MATERIALS PROVIDED
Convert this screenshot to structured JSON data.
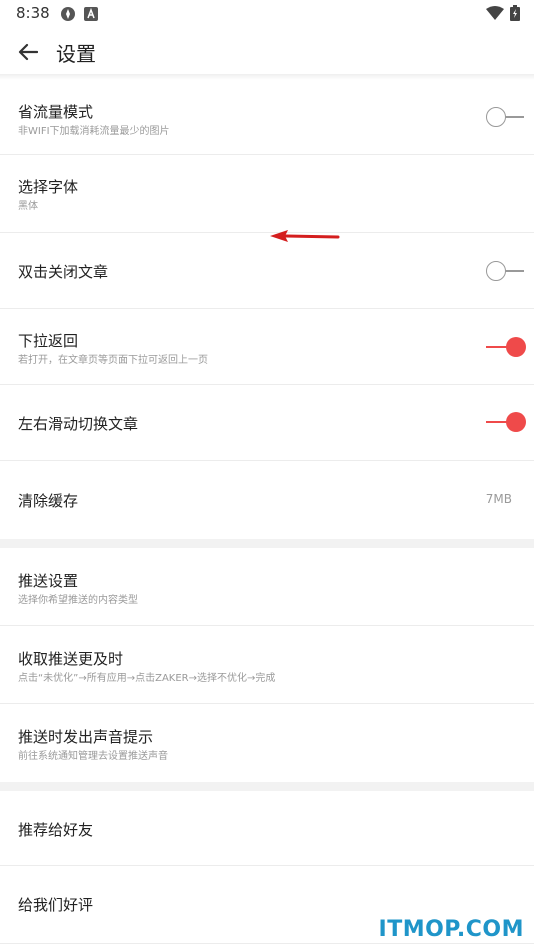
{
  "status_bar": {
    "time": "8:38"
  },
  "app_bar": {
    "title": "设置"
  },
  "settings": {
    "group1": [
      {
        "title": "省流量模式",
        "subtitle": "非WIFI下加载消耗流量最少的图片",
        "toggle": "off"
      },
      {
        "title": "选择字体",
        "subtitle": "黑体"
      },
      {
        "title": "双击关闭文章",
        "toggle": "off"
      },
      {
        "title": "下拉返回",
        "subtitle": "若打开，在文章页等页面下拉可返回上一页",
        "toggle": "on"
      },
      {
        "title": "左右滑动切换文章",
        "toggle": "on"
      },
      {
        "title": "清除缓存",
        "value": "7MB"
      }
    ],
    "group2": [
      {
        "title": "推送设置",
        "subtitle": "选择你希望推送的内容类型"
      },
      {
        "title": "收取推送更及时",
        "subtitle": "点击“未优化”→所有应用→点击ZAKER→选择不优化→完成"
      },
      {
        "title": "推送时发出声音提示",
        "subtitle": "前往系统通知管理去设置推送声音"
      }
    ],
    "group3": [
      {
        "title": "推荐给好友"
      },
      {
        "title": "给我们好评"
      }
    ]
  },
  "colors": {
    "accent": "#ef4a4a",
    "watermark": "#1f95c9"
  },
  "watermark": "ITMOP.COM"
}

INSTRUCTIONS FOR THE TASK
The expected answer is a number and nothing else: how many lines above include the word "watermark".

ANSWER TO THIS PROBLEM
2